# TASK DESCRIPTION
Whenever "Press" appears in a line of the entries below, that line counts; give the total only.

# EXTRACTED ENTRIES

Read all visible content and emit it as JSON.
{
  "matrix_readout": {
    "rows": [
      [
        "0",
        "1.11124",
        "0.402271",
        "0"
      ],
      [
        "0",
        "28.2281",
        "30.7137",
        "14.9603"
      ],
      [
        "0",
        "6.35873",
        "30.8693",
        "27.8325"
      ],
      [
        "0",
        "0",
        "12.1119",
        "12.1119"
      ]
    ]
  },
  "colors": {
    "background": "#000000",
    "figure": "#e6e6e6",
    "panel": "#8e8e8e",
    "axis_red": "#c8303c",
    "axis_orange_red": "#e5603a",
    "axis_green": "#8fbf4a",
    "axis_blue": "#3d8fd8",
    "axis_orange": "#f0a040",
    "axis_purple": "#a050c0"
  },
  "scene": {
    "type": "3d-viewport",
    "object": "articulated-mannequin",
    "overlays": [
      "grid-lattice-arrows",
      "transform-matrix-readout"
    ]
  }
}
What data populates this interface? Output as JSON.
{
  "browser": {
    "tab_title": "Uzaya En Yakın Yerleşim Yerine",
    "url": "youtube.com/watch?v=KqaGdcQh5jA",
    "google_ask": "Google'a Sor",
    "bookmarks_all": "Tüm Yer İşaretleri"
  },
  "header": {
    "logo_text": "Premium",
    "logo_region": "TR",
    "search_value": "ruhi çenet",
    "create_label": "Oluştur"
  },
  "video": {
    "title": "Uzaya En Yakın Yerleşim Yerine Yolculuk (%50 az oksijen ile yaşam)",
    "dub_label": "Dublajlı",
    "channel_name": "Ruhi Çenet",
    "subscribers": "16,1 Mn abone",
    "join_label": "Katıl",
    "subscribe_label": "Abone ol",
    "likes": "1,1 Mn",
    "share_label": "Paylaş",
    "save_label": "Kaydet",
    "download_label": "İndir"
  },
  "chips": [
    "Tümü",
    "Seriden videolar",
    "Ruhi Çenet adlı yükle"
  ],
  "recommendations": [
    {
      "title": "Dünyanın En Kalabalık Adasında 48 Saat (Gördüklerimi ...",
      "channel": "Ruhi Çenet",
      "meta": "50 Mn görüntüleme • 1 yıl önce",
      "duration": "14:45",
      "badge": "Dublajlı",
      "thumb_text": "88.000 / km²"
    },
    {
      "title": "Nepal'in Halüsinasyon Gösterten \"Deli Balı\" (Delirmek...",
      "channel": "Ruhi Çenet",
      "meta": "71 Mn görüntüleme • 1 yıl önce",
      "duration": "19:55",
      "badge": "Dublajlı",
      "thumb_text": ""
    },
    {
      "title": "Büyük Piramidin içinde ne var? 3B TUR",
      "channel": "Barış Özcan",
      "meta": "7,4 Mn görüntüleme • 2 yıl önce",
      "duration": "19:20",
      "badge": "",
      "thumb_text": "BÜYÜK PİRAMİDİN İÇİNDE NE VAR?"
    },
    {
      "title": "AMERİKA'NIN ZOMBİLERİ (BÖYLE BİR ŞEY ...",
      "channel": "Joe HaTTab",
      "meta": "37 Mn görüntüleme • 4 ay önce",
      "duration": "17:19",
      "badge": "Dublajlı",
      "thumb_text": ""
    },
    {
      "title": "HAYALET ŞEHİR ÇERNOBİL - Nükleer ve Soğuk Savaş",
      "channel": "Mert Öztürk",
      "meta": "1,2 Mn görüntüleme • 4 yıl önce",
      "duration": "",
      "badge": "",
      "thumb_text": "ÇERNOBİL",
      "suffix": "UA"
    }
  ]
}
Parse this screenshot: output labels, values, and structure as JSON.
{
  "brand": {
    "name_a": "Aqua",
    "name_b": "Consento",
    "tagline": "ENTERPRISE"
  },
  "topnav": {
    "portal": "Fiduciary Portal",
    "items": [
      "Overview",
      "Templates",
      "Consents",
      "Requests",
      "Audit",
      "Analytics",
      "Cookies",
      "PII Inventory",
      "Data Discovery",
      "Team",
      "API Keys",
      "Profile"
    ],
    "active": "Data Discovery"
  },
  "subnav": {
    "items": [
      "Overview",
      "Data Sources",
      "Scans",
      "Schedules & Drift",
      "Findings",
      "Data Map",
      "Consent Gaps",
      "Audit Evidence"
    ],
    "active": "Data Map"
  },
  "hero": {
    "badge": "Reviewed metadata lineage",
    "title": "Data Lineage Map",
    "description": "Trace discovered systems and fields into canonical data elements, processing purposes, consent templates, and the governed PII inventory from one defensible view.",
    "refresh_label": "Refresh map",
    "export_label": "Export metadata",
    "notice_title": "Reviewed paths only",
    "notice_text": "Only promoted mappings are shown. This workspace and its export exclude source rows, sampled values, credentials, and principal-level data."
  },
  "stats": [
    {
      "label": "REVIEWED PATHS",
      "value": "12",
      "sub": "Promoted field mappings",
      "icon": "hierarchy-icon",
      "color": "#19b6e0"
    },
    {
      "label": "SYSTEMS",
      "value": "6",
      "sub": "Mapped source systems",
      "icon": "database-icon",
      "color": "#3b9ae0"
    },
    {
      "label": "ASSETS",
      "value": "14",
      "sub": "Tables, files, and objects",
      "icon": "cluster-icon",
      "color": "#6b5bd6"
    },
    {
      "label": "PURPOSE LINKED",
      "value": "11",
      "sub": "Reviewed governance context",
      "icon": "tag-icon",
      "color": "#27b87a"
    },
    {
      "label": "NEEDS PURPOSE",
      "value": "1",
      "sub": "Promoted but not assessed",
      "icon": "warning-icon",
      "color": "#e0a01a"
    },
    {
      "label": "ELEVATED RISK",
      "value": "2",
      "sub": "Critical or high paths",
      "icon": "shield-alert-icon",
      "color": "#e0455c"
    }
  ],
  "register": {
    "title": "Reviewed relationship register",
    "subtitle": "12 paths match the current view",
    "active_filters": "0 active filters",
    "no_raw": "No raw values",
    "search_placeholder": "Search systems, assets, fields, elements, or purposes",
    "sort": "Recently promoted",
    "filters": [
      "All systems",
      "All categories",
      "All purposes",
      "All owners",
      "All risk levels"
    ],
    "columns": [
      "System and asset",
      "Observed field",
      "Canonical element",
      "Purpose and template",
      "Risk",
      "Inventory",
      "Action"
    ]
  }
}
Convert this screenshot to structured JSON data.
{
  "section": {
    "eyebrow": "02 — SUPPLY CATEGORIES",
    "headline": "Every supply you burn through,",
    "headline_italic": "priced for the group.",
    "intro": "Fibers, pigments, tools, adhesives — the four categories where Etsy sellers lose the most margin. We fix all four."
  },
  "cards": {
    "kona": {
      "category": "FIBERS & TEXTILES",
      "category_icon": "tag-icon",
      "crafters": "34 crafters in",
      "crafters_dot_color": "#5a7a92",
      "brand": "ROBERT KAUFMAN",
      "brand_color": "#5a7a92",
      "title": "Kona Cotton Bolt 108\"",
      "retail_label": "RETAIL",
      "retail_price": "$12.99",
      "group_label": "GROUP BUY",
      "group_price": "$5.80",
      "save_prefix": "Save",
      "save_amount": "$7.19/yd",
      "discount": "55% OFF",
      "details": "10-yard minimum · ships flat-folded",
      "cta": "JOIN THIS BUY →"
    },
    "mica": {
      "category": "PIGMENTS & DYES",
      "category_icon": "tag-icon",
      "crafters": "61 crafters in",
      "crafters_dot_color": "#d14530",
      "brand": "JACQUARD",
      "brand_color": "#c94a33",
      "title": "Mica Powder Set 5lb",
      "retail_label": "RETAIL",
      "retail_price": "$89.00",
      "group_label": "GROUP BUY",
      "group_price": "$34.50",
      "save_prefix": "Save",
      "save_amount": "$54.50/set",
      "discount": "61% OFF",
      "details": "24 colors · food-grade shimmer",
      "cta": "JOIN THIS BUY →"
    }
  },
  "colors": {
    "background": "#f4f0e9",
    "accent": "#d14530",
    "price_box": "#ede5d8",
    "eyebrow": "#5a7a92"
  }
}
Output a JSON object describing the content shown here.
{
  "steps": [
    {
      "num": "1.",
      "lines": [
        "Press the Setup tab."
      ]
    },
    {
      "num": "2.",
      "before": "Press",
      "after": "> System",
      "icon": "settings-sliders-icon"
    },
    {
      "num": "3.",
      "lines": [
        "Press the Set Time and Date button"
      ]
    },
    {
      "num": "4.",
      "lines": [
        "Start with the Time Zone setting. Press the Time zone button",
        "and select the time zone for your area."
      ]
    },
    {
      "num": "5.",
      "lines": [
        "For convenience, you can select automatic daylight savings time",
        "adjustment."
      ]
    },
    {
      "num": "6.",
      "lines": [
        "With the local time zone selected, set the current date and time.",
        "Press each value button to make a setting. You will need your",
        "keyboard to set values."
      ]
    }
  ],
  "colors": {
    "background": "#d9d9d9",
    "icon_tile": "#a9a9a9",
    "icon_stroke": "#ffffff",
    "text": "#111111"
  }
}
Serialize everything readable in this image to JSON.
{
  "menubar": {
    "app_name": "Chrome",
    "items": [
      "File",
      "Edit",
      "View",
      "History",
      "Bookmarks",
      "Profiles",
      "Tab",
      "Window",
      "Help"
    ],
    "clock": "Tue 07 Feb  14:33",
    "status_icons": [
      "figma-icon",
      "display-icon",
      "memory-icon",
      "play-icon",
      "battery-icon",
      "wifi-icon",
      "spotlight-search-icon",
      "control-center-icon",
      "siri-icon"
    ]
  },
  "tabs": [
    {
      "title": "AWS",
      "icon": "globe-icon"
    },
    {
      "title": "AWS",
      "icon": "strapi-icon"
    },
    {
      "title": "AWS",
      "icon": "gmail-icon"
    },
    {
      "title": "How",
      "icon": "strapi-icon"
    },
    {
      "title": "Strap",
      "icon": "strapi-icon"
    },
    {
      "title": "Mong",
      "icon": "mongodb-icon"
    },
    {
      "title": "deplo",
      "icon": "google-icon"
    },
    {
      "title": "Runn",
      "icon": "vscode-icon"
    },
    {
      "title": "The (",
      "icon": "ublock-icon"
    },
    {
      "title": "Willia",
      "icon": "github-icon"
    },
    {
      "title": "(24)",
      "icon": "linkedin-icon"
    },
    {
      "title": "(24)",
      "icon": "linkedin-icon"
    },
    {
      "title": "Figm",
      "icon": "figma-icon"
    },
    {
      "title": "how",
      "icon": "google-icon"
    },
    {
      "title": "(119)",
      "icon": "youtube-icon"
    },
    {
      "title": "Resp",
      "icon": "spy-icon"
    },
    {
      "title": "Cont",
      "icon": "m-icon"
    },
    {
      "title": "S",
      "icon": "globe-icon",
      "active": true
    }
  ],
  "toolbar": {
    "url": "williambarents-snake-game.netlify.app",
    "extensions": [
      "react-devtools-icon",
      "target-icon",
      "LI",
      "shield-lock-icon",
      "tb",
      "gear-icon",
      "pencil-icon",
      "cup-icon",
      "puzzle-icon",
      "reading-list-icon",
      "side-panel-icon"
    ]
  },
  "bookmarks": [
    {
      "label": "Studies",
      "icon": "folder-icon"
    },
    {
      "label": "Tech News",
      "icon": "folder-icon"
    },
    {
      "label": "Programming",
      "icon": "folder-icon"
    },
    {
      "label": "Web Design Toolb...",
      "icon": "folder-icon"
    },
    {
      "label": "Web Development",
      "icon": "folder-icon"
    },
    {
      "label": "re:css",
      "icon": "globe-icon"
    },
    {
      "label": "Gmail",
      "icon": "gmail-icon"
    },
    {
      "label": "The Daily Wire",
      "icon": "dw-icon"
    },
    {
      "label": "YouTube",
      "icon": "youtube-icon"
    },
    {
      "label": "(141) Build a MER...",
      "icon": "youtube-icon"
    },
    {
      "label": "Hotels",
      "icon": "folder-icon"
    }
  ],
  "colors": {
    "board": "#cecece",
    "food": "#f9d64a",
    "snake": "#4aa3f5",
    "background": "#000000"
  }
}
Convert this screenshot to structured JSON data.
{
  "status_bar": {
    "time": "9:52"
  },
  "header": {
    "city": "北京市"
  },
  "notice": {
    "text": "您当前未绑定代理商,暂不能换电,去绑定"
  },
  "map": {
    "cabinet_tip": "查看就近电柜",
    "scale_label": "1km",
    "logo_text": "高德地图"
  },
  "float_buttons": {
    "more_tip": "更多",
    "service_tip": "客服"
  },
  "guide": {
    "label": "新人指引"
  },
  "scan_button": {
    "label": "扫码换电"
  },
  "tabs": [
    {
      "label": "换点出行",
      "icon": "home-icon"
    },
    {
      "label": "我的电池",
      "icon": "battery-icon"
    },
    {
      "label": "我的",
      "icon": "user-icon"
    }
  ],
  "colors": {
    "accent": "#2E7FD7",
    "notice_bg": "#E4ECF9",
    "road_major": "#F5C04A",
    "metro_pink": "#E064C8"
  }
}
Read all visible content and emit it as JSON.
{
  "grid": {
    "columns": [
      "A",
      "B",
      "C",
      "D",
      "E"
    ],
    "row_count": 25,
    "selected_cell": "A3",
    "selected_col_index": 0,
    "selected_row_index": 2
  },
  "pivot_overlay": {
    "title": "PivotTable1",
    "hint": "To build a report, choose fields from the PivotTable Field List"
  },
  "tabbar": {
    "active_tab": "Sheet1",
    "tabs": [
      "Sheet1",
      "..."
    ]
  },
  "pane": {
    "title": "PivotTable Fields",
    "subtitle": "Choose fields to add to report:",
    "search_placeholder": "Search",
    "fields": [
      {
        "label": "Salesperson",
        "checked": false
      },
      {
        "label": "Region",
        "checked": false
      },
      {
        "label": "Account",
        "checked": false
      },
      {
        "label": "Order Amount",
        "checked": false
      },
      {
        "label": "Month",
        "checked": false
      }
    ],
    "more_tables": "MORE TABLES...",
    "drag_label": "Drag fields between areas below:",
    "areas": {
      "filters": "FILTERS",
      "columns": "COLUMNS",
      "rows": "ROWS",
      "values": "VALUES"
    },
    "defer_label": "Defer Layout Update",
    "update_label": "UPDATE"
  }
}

# PROBLEM SOLUTION
5